» **Work instruction**: For each line below that holds "WSDL", return the line as it stands.

########

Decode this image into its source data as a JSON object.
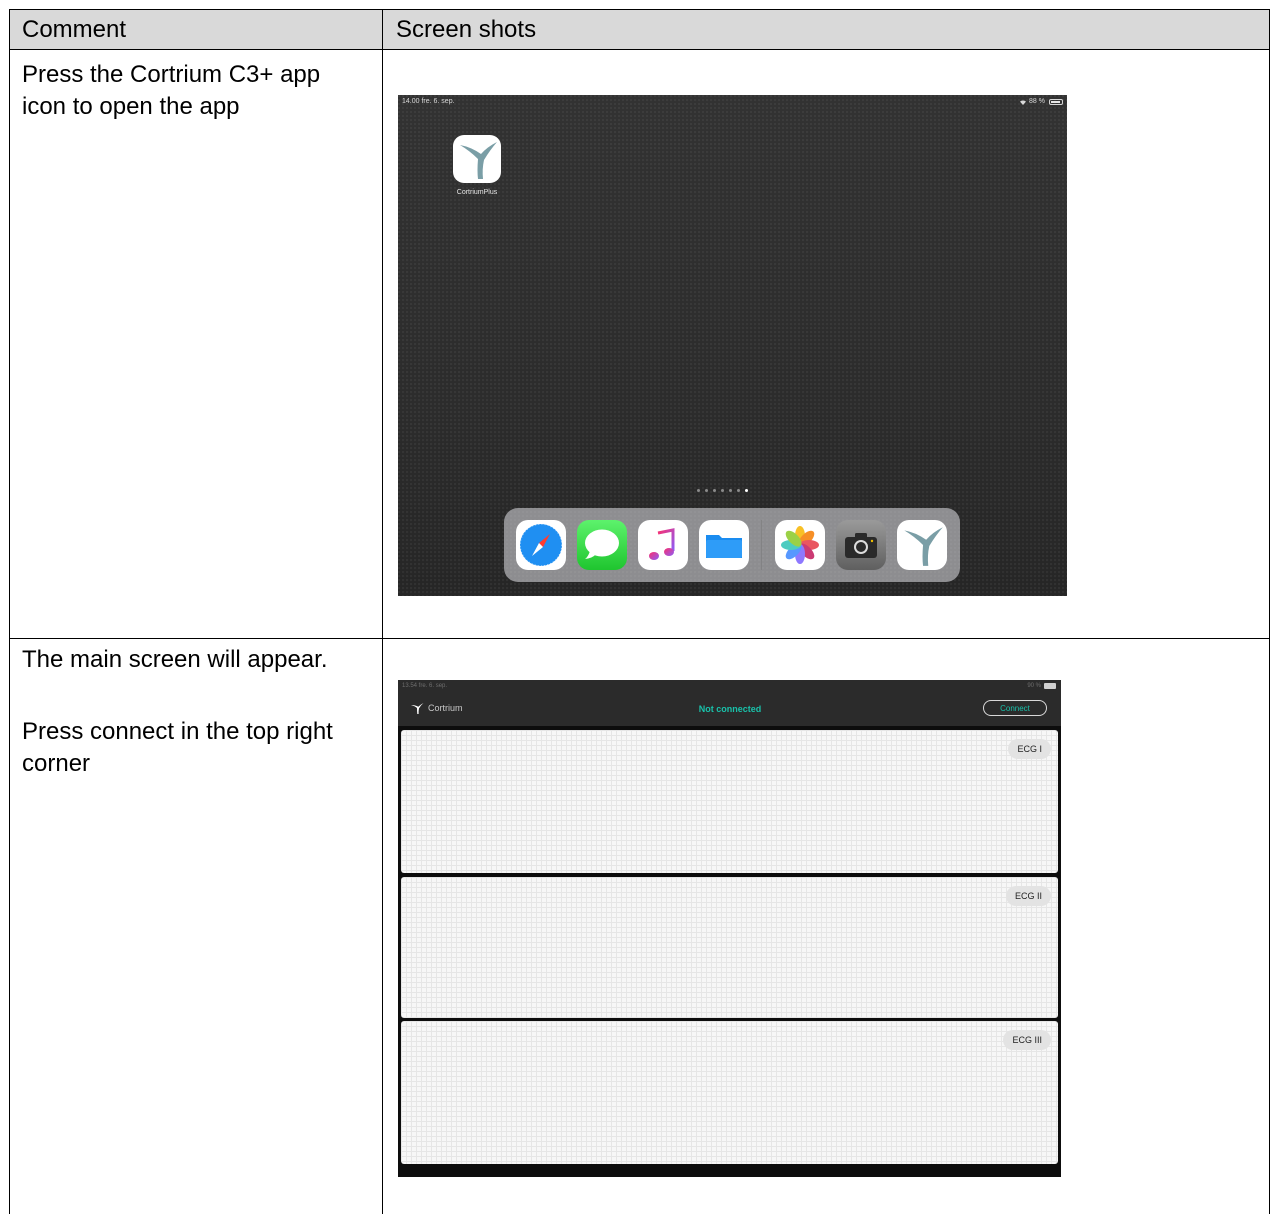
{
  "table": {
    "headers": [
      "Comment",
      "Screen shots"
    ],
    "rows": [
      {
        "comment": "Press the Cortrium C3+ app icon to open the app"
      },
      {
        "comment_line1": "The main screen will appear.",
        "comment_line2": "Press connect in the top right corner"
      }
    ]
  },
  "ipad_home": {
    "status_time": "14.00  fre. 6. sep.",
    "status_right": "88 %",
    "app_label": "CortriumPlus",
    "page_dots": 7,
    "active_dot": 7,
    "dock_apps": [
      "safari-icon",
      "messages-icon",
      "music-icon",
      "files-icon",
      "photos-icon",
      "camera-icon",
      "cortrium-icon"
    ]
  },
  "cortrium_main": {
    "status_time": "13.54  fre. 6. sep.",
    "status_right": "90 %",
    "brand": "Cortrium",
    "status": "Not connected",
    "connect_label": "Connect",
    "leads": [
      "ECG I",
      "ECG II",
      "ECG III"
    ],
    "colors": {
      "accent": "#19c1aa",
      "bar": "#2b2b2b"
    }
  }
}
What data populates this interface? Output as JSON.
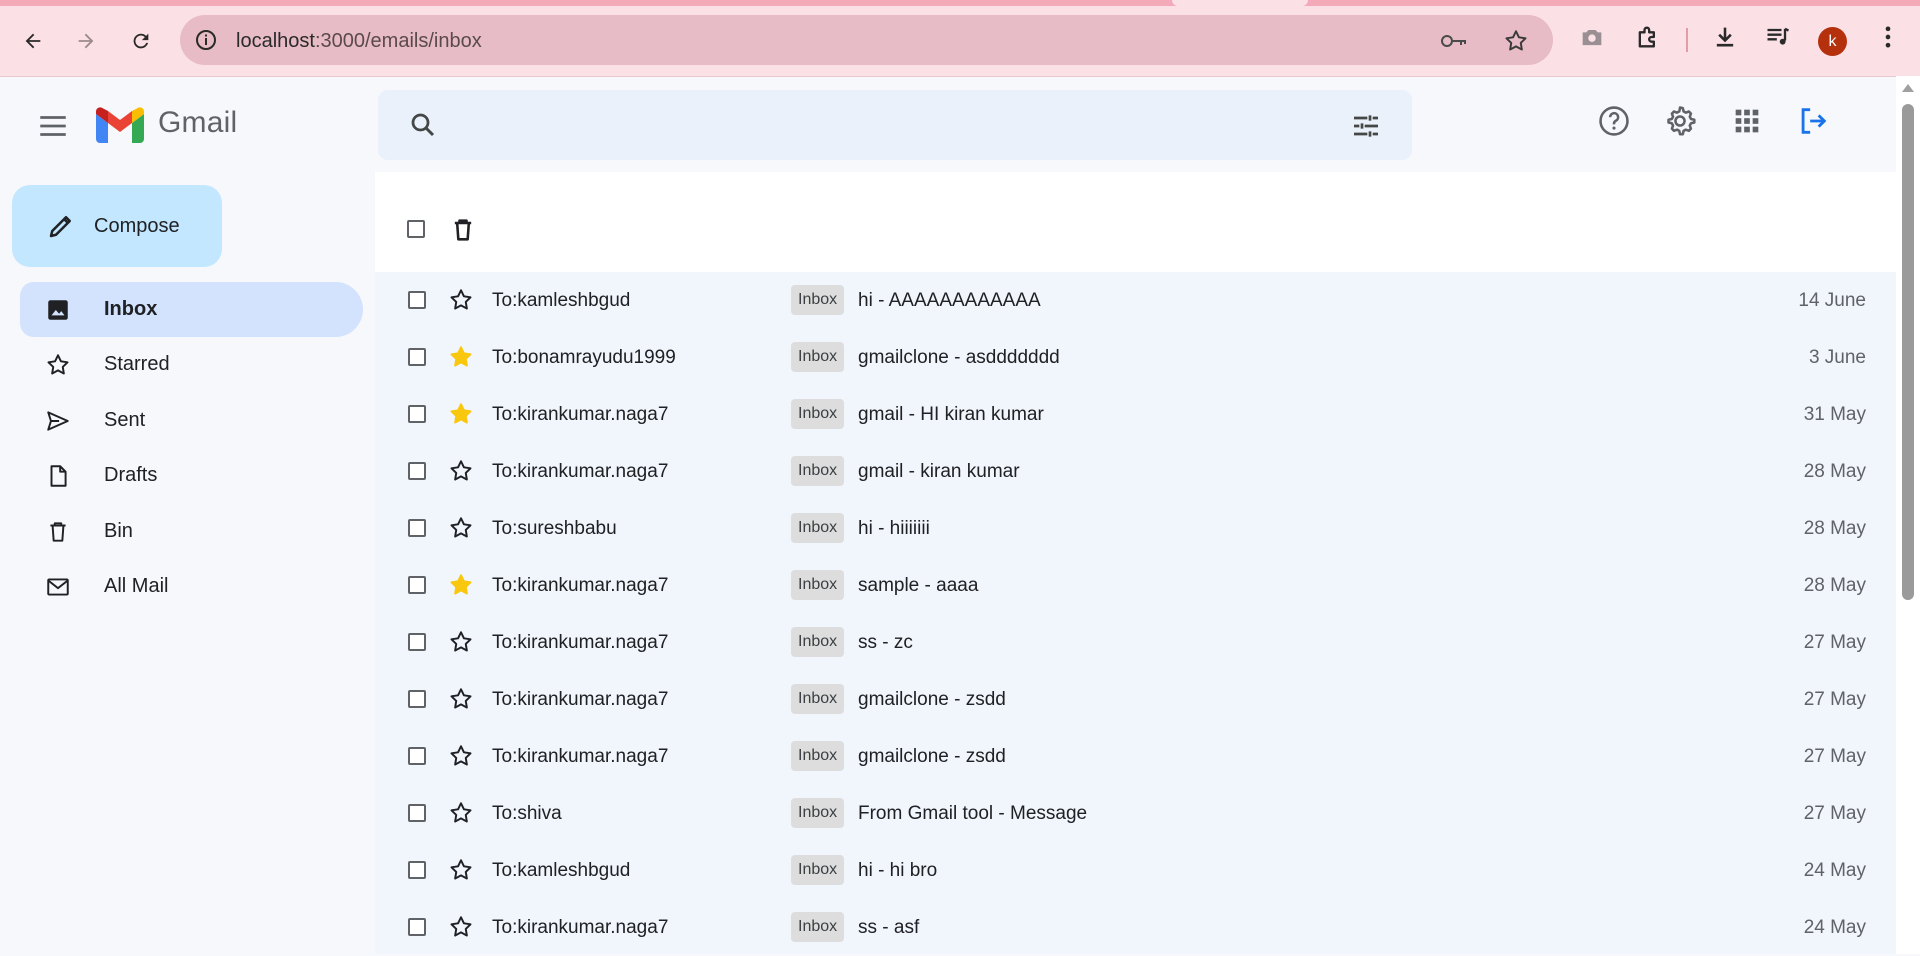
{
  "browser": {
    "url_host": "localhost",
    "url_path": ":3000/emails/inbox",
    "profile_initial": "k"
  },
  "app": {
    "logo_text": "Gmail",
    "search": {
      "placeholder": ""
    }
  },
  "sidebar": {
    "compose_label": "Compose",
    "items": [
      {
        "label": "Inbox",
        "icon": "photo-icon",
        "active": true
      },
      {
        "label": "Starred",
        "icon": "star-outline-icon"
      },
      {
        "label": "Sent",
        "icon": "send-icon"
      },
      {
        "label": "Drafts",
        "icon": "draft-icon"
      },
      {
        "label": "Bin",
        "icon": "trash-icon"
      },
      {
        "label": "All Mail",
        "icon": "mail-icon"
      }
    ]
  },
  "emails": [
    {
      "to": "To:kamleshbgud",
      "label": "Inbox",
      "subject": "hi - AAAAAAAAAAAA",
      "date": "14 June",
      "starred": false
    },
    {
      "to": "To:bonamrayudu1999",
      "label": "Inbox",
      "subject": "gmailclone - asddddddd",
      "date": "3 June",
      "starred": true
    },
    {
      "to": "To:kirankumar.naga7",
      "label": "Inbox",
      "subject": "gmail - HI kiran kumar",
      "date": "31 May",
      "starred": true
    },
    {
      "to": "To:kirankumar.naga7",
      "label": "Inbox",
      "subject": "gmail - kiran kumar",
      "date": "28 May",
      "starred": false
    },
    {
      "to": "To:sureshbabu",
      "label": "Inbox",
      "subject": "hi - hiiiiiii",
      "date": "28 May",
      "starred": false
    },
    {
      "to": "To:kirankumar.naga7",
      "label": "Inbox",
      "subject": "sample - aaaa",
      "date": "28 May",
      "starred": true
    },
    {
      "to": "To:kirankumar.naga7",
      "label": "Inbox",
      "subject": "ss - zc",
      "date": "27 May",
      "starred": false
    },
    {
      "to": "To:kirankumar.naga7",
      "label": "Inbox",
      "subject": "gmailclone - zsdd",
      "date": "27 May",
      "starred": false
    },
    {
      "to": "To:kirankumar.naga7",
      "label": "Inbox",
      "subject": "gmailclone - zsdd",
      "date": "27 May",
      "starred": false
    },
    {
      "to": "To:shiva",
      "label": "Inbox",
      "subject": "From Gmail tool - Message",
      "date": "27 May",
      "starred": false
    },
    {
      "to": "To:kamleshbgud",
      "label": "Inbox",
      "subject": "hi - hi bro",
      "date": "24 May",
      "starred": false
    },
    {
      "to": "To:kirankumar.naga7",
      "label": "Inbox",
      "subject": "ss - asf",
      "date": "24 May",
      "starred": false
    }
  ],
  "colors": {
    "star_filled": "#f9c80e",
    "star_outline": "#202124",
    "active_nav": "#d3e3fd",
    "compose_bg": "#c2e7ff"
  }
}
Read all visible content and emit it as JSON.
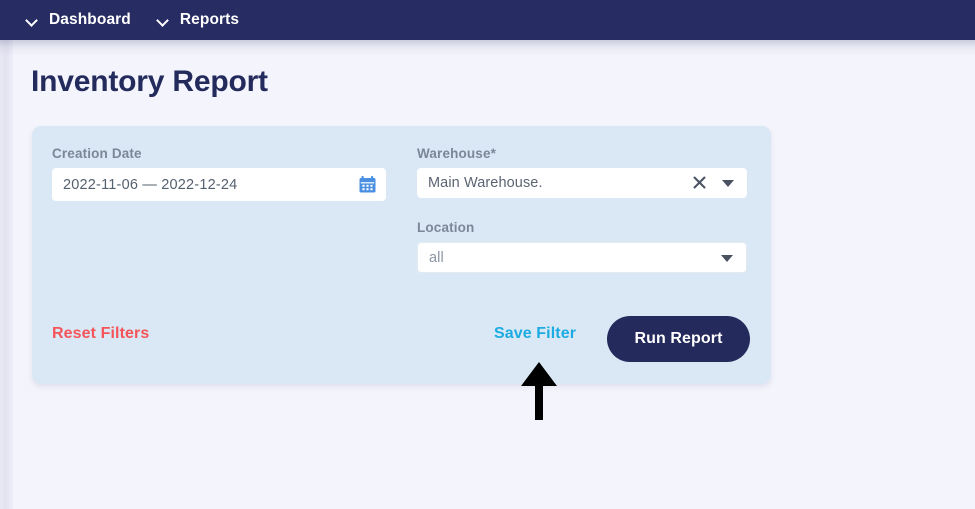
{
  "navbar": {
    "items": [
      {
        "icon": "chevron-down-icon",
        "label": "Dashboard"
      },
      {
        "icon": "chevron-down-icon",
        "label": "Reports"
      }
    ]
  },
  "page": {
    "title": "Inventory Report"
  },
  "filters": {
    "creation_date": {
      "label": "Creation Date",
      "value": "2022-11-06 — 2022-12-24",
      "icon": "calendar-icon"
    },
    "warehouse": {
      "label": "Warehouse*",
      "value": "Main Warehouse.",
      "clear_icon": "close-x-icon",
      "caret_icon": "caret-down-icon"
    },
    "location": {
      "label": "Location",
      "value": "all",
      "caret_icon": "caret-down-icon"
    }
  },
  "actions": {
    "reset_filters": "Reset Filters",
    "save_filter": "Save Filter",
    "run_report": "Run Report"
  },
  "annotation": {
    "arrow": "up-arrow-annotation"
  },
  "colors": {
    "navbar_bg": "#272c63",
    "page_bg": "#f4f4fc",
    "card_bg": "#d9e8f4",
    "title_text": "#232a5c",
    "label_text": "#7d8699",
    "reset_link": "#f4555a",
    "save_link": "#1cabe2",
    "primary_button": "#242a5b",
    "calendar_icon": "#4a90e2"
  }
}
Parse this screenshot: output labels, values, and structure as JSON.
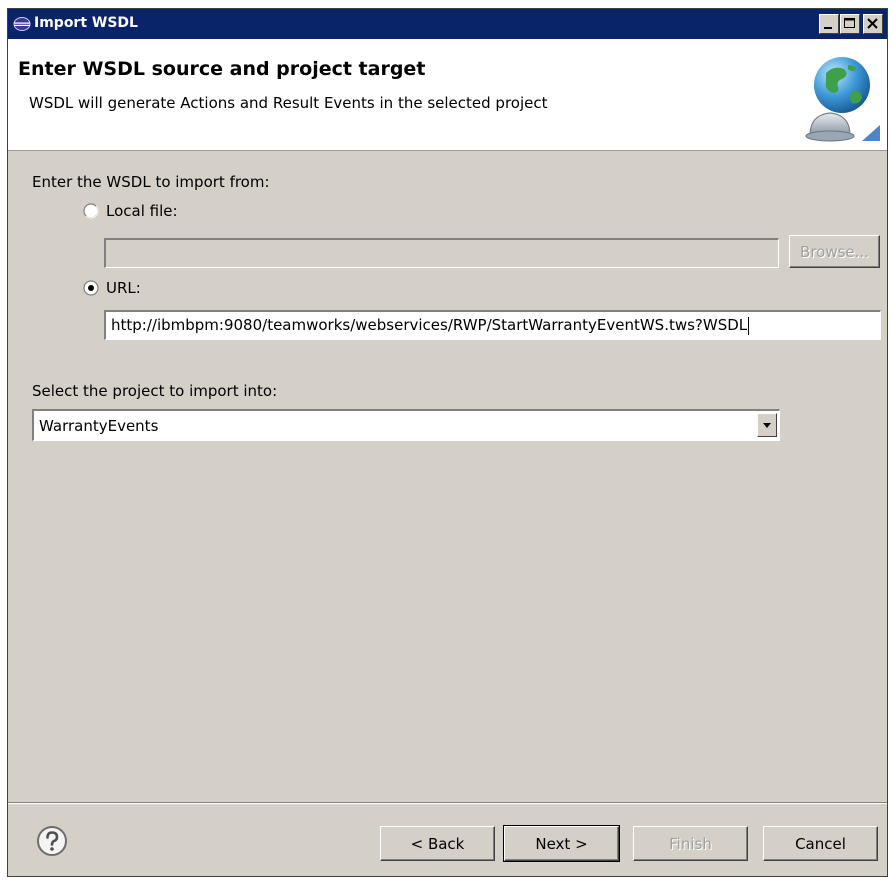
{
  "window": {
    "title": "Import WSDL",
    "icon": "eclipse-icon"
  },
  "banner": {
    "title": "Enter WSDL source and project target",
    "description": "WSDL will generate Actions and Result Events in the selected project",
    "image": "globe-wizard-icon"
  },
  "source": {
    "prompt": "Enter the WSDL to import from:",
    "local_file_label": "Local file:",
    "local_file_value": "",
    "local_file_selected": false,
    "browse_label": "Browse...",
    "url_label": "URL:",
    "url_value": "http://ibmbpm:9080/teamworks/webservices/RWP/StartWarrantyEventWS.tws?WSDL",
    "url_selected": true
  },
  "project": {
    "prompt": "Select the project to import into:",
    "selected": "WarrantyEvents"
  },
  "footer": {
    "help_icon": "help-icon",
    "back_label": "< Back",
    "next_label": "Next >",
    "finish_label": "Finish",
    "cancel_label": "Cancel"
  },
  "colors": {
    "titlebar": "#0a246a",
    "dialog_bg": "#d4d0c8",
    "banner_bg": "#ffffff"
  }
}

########

» **Answer section**:
    "title": "Import WSDL",
    "title": "Enter WSDL source and project target",
    "description": "WSDL will generate Actions and Result Events in the selected project",
    "prompt": "Enter the WSDL to import from:",
    "url_value": "http://ibmbpm:9080/teamworks/webservices/RWP/StartWarrantyEventWS.tws?WSDL",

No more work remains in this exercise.